But in symbolic terms, the court's decision was a fierce reproach for the prime minister. He raised the question of whether he had misled Queen Elizabeth II, asking her to prophesy Parliament. And it added to the notion that his conservative government was guiding Britain's most sacred political conventions in its jealousy to pull the country out of Europe.
Mr. Johnson insisted he was trying to negotiate a withdrawal agreement with Brussels. But opposition politicians and European Union officials say he is just going through the motives for attracting his support in Britain, preparing to blame the bloc when nothing has worked.
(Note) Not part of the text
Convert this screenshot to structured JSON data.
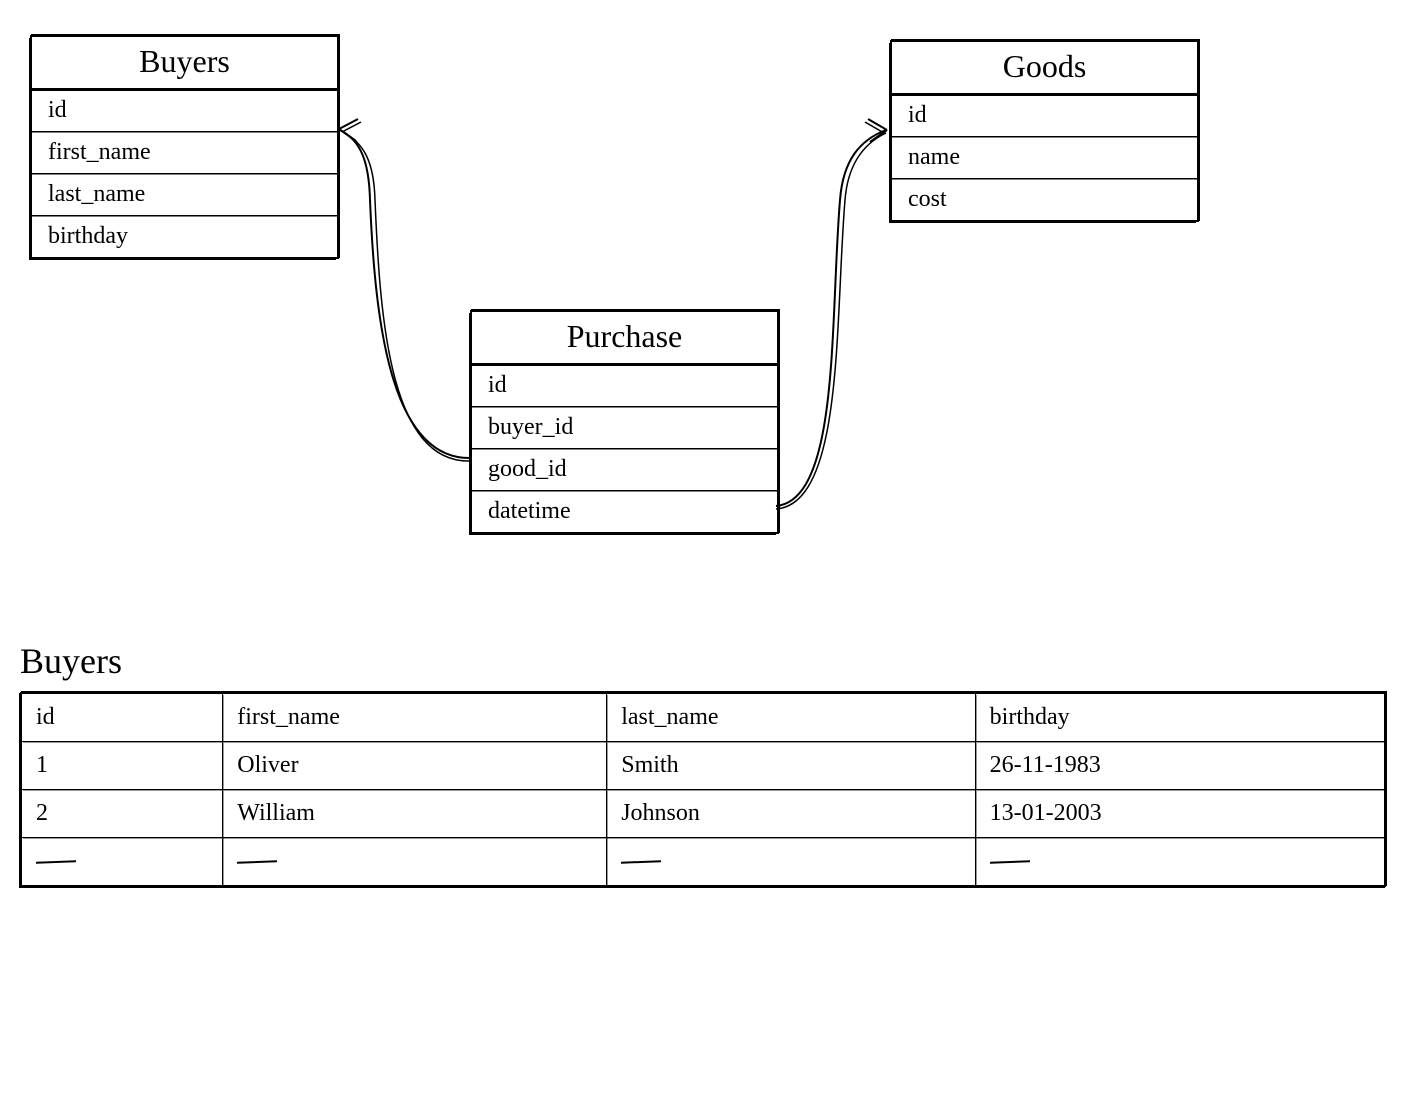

Twice this month, he asked Parliament to call a short election, and twice he was far from necessary for two-thirds approval. The Labor Party backed the election out of fear that Mr Johnson would schedule it before October 31, hoping to use a runoff victory to push Brexit without a deal.
The Supreme Court's ruling on Tuesday, which came after three days of televised oral argument, was eagerly awaited in the UK because of its political and legal implications.
"We're in uncharted territory," says James Grant, a senior law professor at King's College London.
p. Grant said he thought it would be dangerous for the Supreme Court to go to an English court. The break, he argues, clearly deprives the House of Commons of the responsibility to examine government policy on Brexit, a matter of critical national importance.
But other legal experts worry that sustaining the Scottish Government could set a worrying precedent, opening the door to a form of judicial control that is widely accepted in the United States, which has a codified Constitution and a Supreme Court that actively interprets it. .
Britain, by contrast, relies on an unwritten set of traditions and conventions that have treated the sovereign parliament as the supreme law of the land. After the courts enter the political sphere and begin to resolve Parliament's actions, some legal analysts say there is no going back